If there’s one thing that Comcast seems to love more than anything else, it’s shafting its basic cable subscribers and pushing them to upgrade to one of its many pricier bundle plans. If you’re looking for examples, recall the company’s brilliant shakedown that made basic cable subscribers use digital adapters that degraded their signal and forced them to pay an extra $10 a month to get the same HD channels they used to get for free as part of their basic package. Now GigaOM reports that Comcast has blocked streaming of the Olympics for customers who only subscribe to its basic cable services despite the fact that the Olympics are being shown primarily on NBC, the Comcast-owned network that basic cable subscribers can already access through their subscriptions.
“Some of these restrictions may hit low-income viewers who simply can’t afford a more expensive cable package,” GigaOM writes. “But it looks as if Comcast may also be punishing some of the very viewers it was trying to attract with the internet plus HBO deal: Heavy online users who want access to HBO Go, and were on the fence about cord cutting.”
Although we knew that Comcast subscribers wouldn’t be able to stream the Olympics online if they didn’t have a TV package, restricting the streams further to only those customers who shell out more per month is a fresh twist from America’s favorite cable company.
Why would Comcast do this? Well, part of it stems from the fact that Comcast has seemingly declared war on cord cutters. Recall that last month Comcast announced that it was doubling Internet speeds for many customers… but not customers who only subscribed to its Internet services and not its TV services.
As for its latest initiative, it looks like yet another way that Comcast is trying to push cord cutters to buy into one of its wallet-incinerating monthly video packages.
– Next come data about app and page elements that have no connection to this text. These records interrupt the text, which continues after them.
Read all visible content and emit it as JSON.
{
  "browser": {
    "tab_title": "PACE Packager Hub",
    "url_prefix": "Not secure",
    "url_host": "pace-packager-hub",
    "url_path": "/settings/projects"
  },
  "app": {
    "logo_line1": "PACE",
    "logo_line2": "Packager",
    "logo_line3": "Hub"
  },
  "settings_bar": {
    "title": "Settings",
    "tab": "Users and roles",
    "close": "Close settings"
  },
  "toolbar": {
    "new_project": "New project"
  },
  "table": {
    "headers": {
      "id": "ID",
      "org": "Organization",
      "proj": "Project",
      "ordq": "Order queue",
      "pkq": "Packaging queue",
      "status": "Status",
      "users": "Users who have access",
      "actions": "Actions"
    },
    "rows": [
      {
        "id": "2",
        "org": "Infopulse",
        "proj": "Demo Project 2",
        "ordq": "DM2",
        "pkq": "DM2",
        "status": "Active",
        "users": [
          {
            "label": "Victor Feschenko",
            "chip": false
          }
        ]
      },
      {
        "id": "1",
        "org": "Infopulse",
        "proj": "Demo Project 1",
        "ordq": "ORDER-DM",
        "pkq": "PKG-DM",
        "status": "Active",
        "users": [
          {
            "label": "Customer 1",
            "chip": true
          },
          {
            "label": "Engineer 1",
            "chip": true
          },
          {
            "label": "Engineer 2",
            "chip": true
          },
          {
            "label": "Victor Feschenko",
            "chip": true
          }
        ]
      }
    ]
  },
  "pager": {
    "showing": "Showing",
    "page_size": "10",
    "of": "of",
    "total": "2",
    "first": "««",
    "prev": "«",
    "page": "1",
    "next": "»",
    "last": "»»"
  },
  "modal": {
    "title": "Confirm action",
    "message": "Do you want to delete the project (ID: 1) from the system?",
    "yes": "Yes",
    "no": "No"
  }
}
Many Comcast cord cutters who watch most of their content through Netflix, Hulu and Amazon often still subscribe to basic cable because it’s actually cheaper to get a bundle than standalone Internet.